- Action item -
A single number is wanted: how many lines of the data include the string "Microsoft".

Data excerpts
%%

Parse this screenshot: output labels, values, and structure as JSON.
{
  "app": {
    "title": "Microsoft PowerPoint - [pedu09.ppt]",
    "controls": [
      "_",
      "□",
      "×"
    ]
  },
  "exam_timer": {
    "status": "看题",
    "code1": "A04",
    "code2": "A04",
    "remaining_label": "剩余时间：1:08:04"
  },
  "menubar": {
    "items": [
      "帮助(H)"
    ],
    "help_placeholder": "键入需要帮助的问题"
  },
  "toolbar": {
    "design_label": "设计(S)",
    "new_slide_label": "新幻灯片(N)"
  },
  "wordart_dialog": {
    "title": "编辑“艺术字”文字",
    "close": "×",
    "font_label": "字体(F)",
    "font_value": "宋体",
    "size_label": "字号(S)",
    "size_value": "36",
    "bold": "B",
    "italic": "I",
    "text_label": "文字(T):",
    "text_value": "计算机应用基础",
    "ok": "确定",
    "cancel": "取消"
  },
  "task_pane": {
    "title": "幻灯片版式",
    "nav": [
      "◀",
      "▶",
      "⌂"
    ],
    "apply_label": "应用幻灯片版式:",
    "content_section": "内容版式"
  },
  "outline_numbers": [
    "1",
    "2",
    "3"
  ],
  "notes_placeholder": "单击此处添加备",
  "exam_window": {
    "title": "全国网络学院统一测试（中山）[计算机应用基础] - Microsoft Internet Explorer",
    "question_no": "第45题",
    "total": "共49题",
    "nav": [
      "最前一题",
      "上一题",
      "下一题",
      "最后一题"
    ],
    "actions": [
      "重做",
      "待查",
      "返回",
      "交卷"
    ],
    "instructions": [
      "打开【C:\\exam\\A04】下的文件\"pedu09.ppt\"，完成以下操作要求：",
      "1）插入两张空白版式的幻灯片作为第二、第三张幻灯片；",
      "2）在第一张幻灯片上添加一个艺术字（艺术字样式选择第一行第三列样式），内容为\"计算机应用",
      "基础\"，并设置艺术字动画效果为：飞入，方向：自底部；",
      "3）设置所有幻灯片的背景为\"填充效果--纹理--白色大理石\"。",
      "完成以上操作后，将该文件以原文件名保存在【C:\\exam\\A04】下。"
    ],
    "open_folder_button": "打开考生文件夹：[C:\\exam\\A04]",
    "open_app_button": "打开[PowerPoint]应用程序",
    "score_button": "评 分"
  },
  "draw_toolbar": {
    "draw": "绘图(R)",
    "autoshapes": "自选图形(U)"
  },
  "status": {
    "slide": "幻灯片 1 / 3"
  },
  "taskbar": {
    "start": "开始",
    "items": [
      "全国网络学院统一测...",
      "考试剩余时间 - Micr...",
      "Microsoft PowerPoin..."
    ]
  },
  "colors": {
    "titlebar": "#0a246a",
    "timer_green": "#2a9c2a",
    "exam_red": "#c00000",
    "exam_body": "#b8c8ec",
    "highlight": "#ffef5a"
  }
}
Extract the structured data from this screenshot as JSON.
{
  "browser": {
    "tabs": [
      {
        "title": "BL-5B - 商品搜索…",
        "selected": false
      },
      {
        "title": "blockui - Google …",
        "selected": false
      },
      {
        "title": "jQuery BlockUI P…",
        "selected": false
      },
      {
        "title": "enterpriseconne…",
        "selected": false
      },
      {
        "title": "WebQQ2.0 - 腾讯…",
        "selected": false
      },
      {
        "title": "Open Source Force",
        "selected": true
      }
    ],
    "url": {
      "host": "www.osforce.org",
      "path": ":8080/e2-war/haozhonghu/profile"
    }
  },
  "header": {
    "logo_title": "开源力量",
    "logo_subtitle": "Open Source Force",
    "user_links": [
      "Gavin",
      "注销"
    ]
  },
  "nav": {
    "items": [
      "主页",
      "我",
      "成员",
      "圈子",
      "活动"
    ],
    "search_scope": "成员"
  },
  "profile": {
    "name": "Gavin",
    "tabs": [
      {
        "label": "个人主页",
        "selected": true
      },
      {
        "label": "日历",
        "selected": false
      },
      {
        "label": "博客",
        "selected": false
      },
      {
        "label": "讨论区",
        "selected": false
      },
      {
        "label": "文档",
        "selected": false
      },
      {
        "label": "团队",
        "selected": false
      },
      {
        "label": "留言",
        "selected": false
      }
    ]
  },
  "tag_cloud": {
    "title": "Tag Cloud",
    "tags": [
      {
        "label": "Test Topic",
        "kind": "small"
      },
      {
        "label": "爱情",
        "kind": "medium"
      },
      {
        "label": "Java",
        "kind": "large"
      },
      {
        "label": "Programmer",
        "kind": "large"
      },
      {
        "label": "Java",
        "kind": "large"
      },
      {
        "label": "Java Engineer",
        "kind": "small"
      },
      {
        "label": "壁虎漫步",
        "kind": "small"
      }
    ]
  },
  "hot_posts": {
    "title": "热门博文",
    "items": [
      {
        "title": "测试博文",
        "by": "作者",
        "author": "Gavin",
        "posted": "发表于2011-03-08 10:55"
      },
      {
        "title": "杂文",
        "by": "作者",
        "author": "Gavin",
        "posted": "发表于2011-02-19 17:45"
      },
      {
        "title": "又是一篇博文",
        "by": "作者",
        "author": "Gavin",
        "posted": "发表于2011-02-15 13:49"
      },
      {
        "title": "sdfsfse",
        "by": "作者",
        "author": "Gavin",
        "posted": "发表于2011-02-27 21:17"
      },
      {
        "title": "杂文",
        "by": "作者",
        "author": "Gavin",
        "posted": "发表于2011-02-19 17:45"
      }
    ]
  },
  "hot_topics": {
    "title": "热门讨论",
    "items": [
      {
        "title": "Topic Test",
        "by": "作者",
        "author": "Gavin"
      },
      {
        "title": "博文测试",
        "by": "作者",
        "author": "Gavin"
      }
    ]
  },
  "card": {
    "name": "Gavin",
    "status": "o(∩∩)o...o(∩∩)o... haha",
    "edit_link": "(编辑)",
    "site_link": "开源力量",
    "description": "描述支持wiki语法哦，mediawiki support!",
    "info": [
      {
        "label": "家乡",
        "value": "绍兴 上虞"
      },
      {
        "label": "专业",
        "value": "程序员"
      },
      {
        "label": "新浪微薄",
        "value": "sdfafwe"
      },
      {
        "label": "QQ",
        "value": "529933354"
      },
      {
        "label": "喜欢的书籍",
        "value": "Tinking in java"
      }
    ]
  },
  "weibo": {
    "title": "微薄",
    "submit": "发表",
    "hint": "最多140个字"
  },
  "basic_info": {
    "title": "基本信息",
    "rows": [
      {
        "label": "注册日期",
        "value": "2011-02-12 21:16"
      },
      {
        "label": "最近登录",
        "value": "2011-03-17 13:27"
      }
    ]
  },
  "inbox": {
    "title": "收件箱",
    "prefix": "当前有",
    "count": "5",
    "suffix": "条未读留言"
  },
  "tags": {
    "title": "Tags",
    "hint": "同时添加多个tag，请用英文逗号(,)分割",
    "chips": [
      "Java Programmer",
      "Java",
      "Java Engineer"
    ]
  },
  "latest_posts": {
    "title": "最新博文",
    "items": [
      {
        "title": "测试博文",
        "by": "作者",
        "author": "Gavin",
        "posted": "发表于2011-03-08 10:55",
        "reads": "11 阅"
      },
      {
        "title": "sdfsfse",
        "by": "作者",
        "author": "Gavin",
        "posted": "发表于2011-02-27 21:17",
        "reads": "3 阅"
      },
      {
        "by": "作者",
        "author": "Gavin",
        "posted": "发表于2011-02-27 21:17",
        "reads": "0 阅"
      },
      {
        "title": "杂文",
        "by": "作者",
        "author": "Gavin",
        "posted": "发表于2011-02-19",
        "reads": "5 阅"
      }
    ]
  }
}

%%

- Result for this task -
3